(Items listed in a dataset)
§ §

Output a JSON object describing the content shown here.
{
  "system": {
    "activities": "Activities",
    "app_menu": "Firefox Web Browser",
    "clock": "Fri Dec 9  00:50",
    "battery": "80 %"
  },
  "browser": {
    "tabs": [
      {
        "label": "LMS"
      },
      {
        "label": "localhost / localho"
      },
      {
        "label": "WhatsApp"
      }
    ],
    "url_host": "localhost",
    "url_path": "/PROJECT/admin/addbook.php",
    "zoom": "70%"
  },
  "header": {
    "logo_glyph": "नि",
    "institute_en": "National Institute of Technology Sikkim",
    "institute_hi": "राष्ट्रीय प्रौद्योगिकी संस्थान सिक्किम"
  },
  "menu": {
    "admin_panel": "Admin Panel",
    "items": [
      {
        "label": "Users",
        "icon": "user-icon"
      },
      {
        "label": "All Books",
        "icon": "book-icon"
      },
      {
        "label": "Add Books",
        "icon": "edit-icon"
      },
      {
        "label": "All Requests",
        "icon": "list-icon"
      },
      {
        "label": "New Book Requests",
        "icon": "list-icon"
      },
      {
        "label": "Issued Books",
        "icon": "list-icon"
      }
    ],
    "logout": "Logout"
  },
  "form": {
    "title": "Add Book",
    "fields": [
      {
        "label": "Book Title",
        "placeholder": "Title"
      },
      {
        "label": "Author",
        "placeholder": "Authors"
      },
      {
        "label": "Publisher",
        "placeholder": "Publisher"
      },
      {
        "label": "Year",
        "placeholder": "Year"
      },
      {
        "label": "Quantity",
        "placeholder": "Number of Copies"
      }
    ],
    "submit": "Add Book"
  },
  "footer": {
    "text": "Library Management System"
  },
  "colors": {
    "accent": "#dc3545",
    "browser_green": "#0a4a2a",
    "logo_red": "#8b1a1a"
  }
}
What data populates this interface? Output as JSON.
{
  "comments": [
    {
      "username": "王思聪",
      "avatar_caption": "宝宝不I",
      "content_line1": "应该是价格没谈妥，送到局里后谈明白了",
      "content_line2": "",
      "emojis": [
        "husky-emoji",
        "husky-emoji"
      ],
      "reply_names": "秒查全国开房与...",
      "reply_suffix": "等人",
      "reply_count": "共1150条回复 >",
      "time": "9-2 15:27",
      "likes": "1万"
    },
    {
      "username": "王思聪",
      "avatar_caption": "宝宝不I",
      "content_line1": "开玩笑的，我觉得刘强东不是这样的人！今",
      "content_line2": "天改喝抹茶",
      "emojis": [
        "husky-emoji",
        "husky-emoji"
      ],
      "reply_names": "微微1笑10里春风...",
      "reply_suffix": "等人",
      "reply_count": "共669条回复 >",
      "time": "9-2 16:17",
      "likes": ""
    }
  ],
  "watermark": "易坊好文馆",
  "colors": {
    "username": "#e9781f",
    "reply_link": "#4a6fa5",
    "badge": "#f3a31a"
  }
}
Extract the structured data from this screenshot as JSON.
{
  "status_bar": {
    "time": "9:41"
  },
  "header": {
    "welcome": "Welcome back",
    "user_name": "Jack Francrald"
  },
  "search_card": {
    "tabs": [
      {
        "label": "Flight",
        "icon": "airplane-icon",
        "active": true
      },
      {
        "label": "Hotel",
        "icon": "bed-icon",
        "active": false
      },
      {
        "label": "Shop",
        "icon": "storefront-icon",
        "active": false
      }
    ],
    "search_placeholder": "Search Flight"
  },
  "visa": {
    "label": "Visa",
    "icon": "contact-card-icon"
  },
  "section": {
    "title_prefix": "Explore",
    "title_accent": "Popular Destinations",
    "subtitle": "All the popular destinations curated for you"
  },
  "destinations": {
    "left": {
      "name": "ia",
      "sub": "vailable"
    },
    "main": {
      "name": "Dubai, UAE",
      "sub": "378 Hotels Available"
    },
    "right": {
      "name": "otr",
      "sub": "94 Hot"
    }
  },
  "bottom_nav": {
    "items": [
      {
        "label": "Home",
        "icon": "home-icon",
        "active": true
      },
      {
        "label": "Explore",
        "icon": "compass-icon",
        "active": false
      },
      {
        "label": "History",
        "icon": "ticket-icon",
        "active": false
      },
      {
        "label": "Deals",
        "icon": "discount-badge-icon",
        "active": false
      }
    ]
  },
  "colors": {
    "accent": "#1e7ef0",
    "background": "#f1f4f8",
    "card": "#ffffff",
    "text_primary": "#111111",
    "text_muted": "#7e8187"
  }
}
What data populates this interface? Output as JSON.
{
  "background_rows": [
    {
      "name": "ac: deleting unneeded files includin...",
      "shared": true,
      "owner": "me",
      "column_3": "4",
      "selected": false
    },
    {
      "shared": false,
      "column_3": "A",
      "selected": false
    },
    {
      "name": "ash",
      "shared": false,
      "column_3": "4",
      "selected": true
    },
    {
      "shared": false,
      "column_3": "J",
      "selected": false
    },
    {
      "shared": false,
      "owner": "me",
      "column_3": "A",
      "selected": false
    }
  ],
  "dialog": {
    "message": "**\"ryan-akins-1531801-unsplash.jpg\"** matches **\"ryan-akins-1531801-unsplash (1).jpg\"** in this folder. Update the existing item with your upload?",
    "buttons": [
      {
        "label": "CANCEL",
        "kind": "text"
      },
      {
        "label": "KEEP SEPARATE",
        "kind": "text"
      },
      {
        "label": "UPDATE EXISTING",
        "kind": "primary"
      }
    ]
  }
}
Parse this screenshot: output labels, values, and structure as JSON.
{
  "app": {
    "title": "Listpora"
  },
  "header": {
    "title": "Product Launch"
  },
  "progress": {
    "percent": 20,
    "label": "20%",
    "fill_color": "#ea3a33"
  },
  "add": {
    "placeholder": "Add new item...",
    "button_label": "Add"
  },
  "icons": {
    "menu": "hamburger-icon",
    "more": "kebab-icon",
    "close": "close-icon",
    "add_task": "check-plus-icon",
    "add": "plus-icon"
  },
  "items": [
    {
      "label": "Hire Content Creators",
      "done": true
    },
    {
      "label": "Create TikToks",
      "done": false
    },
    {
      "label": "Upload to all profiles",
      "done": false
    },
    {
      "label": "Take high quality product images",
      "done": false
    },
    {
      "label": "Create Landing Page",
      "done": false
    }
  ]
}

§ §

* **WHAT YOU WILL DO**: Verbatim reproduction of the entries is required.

* **YOUR SOLUTION**:
Output a JSON object describing the content shown here.
{
  "system": {
    "activities": "Activities",
    "app_menu": "Firefox Web Browser",
    "clock": "Fri Dec 9  00:50",
    "battery": "80 %"
  },
  "browser": {
    "tabs": [
      {
        "label": "LMS"
      },
      {
        "label": "localhost / localho"
      },
      {
        "label": "WhatsApp"
      }
    ],
    "url_host": "localhost",
    "url_path": "/PROJECT/admin/addbook.php",
    "zoom": "70%"
  },
  "header": {
    "logo_glyph": "नि",
    "institute_en": "National Institute of Technology Sikkim",
    "institute_hi": "राष्ट्रीय प्रौद्योगिकी संस्थान सिक्किम"
  },
  "menu": {
    "admin_panel": "Admin Panel",
    "items": [
      {
        "label": "Users",
        "icon": "user-icon"
      },
      {
        "label": "All Books",
        "icon": "book-icon"
      },
      {
        "label": "Add Books",
        "icon": "edit-icon"
      },
      {
        "label": "All Requests",
        "icon": "list-icon"
      },
      {
        "label": "New Book Requests",
        "icon": "list-icon"
      },
      {
        "label": "Issued Books",
        "icon": "list-icon"
      }
    ],
    "logout": "Logout"
  },
  "form": {
    "title": "Add Book",
    "fields": [
      {
        "label": "Book Title",
        "placeholder": "Title"
      },
      {
        "label": "Author",
        "placeholder": "Authors"
      },
      {
        "label": "Publisher",
        "placeholder": "Publisher"
      },
      {
        "label": "Year",
        "placeholder": "Year"
      },
      {
        "label": "Quantity",
        "placeholder": "Number of Copies"
      }
    ],
    "submit": "Add Book"
  },
  "footer": {
    "text": "Library Management System"
  },
  "colors": {
    "accent": "#dc3545",
    "browser_green": "#0a4a2a",
    "logo_red": "#8b1a1a"
  }
}
What data populates this interface? Output as JSON.
{
  "comments": [
    {
      "username": "王思聪",
      "avatar_caption": "宝宝不I",
      "content_line1": "应该是价格没谈妥，送到局里后谈明白了",
      "content_line2": "",
      "emojis": [
        "husky-emoji",
        "husky-emoji"
      ],
      "reply_names": "秒查全国开房与...",
      "reply_suffix": "等人",
      "reply_count": "共1150条回复 >",
      "time": "9-2 15:27",
      "likes": "1万"
    },
    {
      "username": "王思聪",
      "avatar_caption": "宝宝不I",
      "content_line1": "开玩笑的，我觉得刘强东不是这样的人！今",
      "content_line2": "天改喝抹茶",
      "emojis": [
        "husky-emoji",
        "husky-emoji"
      ],
      "reply_names": "微微1笑10里春风...",
      "reply_suffix": "等人",
      "reply_count": "共669条回复 >",
      "time": "9-2 16:17",
      "likes": ""
    }
  ],
  "watermark": "易坊好文馆",
  "colors": {
    "username": "#e9781f",
    "reply_link": "#4a6fa5",
    "badge": "#f3a31a"
  }
}
Extract the structured data from this screenshot as JSON.
{
  "status_bar": {
    "time": "9:41"
  },
  "header": {
    "welcome": "Welcome back",
    "user_name": "Jack Francrald"
  },
  "search_card": {
    "tabs": [
      {
        "label": "Flight",
        "icon": "airplane-icon",
        "active": true
      },
      {
        "label": "Hotel",
        "icon": "bed-icon",
        "active": false
      },
      {
        "label": "Shop",
        "icon": "storefront-icon",
        "active": false
      }
    ],
    "search_placeholder": "Search Flight"
  },
  "visa": {
    "label": "Visa",
    "icon": "contact-card-icon"
  },
  "section": {
    "title_prefix": "Explore",
    "title_accent": "Popular Destinations",
    "subtitle": "All the popular destinations curated for you"
  },
  "destinations": {
    "left": {
      "name": "ia",
      "sub": "vailable"
    },
    "main": {
      "name": "Dubai, UAE",
      "sub": "378 Hotels Available"
    },
    "right": {
      "name": "otr",
      "sub": "94 Hot"
    }
  },
  "bottom_nav": {
    "items": [
      {
        "label": "Home",
        "icon": "home-icon",
        "active": true
      },
      {
        "label": "Explore",
        "icon": "compass-icon",
        "active": false
      },
      {
        "label": "History",
        "icon": "ticket-icon",
        "active": false
      },
      {
        "label": "Deals",
        "icon": "discount-badge-icon",
        "active": false
      }
    ]
  },
  "colors": {
    "accent": "#1e7ef0",
    "background": "#f1f4f8",
    "card": "#ffffff",
    "text_primary": "#111111",
    "text_muted": "#7e8187"
  }
}
What data populates this interface? Output as JSON.
{
  "background_rows": [
    {
      "name": "ac: deleting unneeded files includin...",
      "shared": true,
      "owner": "me",
      "column_3": "4",
      "selected": false
    },
    {
      "shared": false,
      "column_3": "A",
      "selected": false
    },
    {
      "name": "ash",
      "shared": false,
      "column_3": "4",
      "selected": true
    },
    {
      "shared": false,
      "column_3": "J",
      "selected": false
    },
    {
      "shared": false,
      "owner": "me",
      "column_3": "A",
      "selected": false
    }
  ],
  "dialog": {
    "message": "**\"ryan-akins-1531801-unsplash.jpg\"** matches **\"ryan-akins-1531801-unsplash (1).jpg\"** in this folder. Update the existing item with your upload?",
    "buttons": [
      {
        "label": "CANCEL",
        "kind": "text"
      },
      {
        "label": "KEEP SEPARATE",
        "kind": "text"
      },
      {
        "label": "UPDATE EXISTING",
        "kind": "primary"
      }
    ]
  }
}
Parse this screenshot: output labels, values, and structure as JSON.
{
  "app": {
    "title": "Listpora"
  },
  "header": {
    "title": "Product Launch"
  },
  "progress": {
    "percent": 20,
    "label": "20%",
    "fill_color": "#ea3a33"
  },
  "add": {
    "placeholder": "Add new item...",
    "button_label": "Add"
  },
  "icons": {
    "menu": "hamburger-icon",
    "more": "kebab-icon",
    "close": "close-icon",
    "add_task": "check-plus-icon",
    "add": "plus-icon"
  },
  "items": [
    {
      "label": "Hire Content Creators",
      "done": true
    },
    {
      "label": "Create TikToks",
      "done": false
    },
    {
      "label": "Upload to all profiles",
      "done": false
    },
    {
      "label": "Take high quality product images",
      "done": false
    },
    {
      "label": "Create Landing Page",
      "done": false
    }
  ]
}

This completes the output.